    loading  Checking for direct PDF access through Ovid


BackgroundThe decision to perform an end-to-end (ETE) or end-to-side (ETS) arterial anastomosis in lower extremity free tissue transfer has not been thoroughly evaluated in a large multisurgeon setting. The authors compared the reconstructive outcomes of lower extremity free flaps with ETE and ETS arterial anastomoses.MethodsThe authors retrospectively reviewed their 17-year institutional experience with lower extremity free flaps to determine whether ETE or ETS arterial anastomoses were associated with foot ischemic complications and flap failure.ResultsFrom 1996 to 2013, 398 patients underwent 413 lower extremity free flaps with ETE (66%) or ETS (34%) arterial anastomoses.
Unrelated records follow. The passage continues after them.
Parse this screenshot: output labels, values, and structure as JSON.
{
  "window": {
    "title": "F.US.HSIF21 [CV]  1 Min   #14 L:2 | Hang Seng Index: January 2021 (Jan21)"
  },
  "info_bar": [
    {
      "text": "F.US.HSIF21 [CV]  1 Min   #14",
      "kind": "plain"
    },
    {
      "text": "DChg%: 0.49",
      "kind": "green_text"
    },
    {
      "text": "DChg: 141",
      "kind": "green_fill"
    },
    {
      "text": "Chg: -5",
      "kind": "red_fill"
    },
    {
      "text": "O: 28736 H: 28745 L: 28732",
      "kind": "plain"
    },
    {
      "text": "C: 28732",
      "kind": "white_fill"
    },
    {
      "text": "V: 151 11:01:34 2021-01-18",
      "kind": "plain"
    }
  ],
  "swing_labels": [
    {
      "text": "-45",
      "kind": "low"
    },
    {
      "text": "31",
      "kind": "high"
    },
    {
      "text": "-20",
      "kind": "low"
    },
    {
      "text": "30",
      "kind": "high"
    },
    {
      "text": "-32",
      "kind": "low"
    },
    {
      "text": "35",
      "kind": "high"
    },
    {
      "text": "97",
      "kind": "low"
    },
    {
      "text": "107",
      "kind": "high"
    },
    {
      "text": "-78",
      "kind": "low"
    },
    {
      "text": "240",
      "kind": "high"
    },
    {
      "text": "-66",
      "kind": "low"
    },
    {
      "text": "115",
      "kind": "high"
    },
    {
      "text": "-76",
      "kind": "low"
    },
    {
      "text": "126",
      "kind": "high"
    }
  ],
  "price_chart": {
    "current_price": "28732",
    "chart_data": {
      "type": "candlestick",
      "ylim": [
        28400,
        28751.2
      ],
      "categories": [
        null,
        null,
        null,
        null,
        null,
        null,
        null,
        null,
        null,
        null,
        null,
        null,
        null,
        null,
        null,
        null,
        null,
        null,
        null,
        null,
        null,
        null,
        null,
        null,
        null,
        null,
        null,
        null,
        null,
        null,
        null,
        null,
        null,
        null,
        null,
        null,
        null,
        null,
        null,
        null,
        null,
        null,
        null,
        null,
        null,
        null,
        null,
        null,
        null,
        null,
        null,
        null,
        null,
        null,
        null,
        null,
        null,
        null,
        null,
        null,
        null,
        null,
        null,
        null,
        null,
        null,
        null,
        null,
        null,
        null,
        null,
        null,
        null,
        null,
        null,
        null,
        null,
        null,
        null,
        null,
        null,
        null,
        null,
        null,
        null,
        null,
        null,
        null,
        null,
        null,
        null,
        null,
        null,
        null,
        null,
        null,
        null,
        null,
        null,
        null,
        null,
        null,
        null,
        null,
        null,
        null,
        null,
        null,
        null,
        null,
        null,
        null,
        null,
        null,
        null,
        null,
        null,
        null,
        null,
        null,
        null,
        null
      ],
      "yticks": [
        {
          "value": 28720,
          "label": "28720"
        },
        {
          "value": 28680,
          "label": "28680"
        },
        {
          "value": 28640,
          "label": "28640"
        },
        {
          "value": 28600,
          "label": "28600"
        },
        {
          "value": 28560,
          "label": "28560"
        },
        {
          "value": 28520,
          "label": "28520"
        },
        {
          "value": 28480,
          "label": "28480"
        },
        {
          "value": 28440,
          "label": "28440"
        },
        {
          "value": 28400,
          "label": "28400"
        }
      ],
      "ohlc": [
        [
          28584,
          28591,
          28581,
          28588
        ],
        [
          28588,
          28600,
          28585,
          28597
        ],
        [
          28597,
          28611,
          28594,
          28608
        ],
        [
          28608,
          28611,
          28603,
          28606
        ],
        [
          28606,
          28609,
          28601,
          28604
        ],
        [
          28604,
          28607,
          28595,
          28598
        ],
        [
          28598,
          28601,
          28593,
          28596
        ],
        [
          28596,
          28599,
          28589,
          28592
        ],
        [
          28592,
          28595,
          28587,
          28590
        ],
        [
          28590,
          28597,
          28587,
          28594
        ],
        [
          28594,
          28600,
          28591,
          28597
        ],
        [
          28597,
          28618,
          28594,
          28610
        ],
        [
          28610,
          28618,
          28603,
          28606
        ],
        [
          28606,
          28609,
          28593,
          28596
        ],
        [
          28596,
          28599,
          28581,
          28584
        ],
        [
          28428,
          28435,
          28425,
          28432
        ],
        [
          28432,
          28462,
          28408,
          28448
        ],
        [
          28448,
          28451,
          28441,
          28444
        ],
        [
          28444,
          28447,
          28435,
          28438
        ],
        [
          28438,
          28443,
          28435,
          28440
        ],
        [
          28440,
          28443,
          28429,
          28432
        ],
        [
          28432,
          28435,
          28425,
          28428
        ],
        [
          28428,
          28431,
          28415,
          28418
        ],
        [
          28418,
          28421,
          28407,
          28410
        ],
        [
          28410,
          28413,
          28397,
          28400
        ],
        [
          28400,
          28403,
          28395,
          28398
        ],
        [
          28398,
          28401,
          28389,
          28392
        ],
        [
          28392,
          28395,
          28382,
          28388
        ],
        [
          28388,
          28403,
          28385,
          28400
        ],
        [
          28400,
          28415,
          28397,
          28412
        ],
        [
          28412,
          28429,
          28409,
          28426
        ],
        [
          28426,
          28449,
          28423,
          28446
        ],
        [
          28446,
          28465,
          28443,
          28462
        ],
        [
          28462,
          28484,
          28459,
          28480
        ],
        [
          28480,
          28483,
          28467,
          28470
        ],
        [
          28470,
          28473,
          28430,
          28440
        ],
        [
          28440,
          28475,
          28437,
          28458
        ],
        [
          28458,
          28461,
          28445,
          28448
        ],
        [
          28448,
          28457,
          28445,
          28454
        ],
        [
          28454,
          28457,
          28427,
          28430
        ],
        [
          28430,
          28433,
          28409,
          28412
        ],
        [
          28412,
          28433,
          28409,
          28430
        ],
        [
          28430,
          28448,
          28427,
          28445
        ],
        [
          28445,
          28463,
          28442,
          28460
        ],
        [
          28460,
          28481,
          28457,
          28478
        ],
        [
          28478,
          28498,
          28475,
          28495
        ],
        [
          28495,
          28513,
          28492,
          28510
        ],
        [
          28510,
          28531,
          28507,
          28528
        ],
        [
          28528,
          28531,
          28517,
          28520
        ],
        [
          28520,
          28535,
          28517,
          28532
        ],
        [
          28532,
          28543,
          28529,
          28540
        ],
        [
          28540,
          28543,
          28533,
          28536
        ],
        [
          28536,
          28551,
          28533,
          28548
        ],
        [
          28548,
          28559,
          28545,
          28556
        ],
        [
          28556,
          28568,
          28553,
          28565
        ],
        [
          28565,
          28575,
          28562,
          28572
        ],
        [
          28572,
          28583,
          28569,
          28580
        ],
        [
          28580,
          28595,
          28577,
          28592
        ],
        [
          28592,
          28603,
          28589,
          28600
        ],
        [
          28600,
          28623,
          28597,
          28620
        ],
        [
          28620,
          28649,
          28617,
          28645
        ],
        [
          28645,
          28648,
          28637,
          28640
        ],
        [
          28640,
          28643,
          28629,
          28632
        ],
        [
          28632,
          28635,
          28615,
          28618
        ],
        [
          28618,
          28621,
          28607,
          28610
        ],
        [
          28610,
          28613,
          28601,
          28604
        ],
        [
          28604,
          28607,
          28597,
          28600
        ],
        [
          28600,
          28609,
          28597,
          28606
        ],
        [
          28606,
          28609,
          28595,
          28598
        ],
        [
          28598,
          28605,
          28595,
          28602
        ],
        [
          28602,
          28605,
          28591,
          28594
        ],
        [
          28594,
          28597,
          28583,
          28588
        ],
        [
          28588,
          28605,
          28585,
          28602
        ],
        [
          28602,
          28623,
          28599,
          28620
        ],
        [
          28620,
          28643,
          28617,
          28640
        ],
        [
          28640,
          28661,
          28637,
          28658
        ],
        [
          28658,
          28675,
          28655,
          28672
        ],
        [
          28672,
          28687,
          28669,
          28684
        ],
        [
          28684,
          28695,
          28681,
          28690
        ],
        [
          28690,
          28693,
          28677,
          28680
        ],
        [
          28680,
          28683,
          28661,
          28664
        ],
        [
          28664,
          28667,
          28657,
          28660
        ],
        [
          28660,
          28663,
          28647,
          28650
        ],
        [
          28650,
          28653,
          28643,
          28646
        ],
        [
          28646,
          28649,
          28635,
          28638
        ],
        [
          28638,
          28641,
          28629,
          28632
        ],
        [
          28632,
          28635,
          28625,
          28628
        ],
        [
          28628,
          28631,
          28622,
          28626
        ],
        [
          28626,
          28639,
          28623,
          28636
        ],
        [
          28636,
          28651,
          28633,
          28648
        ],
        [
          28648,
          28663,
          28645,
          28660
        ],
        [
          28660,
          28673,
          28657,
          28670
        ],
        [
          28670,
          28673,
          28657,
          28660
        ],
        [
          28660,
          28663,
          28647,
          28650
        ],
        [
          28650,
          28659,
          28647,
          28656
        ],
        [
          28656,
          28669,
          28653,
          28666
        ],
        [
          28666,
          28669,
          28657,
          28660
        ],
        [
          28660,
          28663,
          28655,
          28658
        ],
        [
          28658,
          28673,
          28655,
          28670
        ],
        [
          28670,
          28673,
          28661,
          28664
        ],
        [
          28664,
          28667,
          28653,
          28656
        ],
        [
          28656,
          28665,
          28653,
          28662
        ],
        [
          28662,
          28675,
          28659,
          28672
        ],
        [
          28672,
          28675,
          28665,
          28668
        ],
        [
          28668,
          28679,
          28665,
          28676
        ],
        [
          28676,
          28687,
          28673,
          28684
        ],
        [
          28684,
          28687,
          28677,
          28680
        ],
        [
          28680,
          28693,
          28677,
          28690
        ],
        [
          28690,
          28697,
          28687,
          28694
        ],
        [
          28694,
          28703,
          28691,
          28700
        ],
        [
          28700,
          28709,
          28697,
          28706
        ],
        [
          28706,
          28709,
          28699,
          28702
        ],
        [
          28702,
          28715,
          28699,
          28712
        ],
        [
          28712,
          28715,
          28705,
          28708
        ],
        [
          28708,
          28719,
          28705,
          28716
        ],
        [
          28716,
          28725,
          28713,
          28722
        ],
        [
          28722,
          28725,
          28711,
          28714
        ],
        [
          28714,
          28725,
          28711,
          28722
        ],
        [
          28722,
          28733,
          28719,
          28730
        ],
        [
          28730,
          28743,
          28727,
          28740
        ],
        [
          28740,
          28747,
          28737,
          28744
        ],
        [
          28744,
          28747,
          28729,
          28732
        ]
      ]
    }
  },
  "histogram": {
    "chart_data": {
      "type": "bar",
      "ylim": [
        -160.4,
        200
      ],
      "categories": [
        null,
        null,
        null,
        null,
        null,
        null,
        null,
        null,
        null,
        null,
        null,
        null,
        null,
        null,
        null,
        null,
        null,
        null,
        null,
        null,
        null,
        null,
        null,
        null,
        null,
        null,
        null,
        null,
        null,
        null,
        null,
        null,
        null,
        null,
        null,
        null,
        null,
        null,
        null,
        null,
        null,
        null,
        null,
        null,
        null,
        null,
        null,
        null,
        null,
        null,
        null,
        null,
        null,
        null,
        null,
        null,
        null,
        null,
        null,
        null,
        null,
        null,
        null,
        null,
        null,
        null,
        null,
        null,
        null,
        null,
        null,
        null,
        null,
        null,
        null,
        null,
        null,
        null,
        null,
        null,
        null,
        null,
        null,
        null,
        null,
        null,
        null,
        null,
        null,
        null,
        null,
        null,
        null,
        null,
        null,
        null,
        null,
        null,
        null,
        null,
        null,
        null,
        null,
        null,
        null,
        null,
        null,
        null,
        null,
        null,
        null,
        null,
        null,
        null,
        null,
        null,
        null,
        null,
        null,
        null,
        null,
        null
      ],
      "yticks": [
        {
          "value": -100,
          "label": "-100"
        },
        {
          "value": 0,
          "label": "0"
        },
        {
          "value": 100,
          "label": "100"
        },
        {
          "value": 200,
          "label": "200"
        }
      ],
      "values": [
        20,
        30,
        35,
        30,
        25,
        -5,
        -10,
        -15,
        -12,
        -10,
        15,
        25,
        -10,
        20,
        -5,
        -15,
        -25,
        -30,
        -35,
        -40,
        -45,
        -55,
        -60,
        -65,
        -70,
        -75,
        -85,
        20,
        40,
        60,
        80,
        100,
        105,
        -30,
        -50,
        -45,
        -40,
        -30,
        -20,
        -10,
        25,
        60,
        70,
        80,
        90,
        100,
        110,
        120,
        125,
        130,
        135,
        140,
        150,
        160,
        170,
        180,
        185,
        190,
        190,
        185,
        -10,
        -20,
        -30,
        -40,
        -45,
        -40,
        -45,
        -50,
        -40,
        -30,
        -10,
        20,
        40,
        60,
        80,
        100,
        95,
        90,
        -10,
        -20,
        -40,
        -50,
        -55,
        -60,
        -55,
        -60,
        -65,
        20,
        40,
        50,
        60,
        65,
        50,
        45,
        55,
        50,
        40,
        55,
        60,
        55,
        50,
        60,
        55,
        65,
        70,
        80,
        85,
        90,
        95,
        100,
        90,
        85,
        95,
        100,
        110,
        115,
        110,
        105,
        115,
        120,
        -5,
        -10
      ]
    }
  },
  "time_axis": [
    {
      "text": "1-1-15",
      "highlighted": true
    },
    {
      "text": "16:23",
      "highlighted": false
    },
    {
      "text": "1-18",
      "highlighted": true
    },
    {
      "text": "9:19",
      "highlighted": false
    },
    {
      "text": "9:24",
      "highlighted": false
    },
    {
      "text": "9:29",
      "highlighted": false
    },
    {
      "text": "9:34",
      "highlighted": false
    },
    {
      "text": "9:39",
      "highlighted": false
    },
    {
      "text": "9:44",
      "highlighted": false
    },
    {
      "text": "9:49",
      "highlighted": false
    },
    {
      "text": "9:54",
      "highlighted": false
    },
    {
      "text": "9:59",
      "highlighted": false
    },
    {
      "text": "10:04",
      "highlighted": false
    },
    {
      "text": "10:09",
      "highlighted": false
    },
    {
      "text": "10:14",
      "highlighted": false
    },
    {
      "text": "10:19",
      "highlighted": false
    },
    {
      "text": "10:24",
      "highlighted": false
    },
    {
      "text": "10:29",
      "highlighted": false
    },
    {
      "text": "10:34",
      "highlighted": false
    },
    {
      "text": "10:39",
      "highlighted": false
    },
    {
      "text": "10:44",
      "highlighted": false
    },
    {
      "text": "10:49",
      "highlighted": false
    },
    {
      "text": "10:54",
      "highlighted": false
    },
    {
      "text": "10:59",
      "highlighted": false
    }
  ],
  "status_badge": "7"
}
The incidence of postoperative foot ischemia was 2% (n = 8). The flap failure rate was 11% (n = 45). The ETS technique was preferred in patients with fewer intact vessels to the foot (32% ETS for three-vessel runoff, 36% ETS for two-vessel runoff, and 50% ETS for single-vessel runoff) and when an intact recipient vessel was selected for anastomosis (60% ETS for intact vessel vs. 25% ETS for distally occluded vessel). No differences were observed in the foot ischemia (p = 0.45) and flap failure rates (p = 0.59) for ETE versus ETS arterial anastomoses. In subset analyses, the incidence of foot ischemia did not differ for either technique in the context of impaired vascular runoff or recipient vessel selection.ConclusionNo advantage was noted for ETE or ETS arterial anastomoses based on reconstructive outcomes. The choice of anastomotic technique in lower extremity free tissue transfer should be based on patient factors and the clinical circumstances encountered.

    loading  Loading Related Articles